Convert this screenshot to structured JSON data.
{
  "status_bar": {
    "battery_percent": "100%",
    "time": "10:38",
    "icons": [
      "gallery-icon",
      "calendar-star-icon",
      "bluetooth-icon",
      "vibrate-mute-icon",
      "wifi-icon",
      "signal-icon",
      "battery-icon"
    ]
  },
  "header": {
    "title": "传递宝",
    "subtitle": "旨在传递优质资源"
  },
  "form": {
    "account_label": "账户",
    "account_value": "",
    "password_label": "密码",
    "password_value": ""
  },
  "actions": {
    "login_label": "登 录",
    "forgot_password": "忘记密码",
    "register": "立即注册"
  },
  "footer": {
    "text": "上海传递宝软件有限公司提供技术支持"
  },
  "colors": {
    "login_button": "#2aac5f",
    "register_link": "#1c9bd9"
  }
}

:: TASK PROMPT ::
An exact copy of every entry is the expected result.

:: SOLUTION ::
Convert this screenshot to structured JSON data.
{
  "status_bar": {
    "battery_percent": "100%",
    "time": "10:38",
    "icons": [
      "gallery-icon",
      "calendar-star-icon",
      "bluetooth-icon",
      "vibrate-mute-icon",
      "wifi-icon",
      "signal-icon",
      "battery-icon"
    ]
  },
  "header": {
    "title": "传递宝",
    "subtitle": "旨在传递优质资源"
  },
  "form": {
    "account_label": "账户",
    "account_value": "",
    "password_label": "密码",
    "password_value": ""
  },
  "actions": {
    "login_label": "登 录",
    "forgot_password": "忘记密码",
    "register": "立即注册"
  },
  "footer": {
    "text": "上海传递宝软件有限公司提供技术支持"
  },
  "colors": {
    "login_button": "#2aac5f",
    "register_link": "#1c9bd9"
  }
}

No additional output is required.